* [PROMPT]: Take the entries below and reproduce them word for word.
┄┄┄┄┄┄┄┄┄┄
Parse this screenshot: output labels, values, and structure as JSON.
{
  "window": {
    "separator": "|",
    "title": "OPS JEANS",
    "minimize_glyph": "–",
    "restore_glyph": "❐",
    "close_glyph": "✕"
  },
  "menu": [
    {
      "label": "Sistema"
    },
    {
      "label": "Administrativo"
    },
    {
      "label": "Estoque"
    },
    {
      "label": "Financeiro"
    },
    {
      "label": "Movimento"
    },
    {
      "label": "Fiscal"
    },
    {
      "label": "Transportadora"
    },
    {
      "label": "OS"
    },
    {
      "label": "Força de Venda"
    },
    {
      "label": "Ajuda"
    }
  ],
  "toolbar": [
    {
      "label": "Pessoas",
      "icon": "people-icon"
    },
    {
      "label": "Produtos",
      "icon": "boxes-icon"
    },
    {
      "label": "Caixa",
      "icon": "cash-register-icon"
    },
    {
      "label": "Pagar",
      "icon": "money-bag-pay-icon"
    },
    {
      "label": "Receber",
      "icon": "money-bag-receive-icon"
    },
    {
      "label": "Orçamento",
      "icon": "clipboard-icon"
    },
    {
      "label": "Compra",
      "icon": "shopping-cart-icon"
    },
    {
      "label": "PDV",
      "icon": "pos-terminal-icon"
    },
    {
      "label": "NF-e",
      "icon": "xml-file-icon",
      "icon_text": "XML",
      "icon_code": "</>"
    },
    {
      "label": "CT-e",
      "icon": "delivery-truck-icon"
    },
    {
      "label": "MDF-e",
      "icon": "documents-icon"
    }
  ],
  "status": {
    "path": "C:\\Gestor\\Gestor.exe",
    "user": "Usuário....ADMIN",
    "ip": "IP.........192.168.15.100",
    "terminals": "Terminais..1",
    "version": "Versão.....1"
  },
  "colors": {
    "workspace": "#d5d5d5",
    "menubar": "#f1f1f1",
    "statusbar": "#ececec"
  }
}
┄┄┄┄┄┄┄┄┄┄
* [ANSWER FOR THE TASK]:
Parse this screenshot: output labels, values, and structure as JSON.
{
  "window": {
    "separator": "|",
    "title": "OPS JEANS",
    "minimize_glyph": "–",
    "restore_glyph": "❐",
    "close_glyph": "✕"
  },
  "menu": [
    {
      "label": "Sistema"
    },
    {
      "label": "Administrativo"
    },
    {
      "label": "Estoque"
    },
    {
      "label": "Financeiro"
    },
    {
      "label": "Movimento"
    },
    {
      "label": "Fiscal"
    },
    {
      "label": "Transportadora"
    },
    {
      "label": "OS"
    },
    {
      "label": "Força de Venda"
    },
    {
      "label": "Ajuda"
    }
  ],
  "toolbar": [
    {
      "label": "Pessoas",
      "icon": "people-icon"
    },
    {
      "label": "Produtos",
      "icon": "boxes-icon"
    },
    {
      "label": "Caixa",
      "icon": "cash-register-icon"
    },
    {
      "label": "Pagar",
      "icon": "money-bag-pay-icon"
    },
    {
      "label": "Receber",
      "icon": "money-bag-receive-icon"
    },
    {
      "label": "Orçamento",
      "icon": "clipboard-icon"
    },
    {
      "label": "Compra",
      "icon": "shopping-cart-icon"
    },
    {
      "label": "PDV",
      "icon": "pos-terminal-icon"
    },
    {
      "label": "NF-e",
      "icon": "xml-file-icon",
      "icon_text": "XML",
      "icon_code": "</>"
    },
    {
      "label": "CT-e",
      "icon": "delivery-truck-icon"
    },
    {
      "label": "MDF-e",
      "icon": "documents-icon"
    }
  ],
  "status": {
    "path": "C:\\Gestor\\Gestor.exe",
    "user": "Usuário....ADMIN",
    "ip": "IP.........192.168.15.100",
    "terminals": "Terminais..1",
    "version": "Versão.....1"
  },
  "colors": {
    "workspace": "#d5d5d5",
    "menubar": "#f1f1f1",
    "statusbar": "#ececec"
  }
}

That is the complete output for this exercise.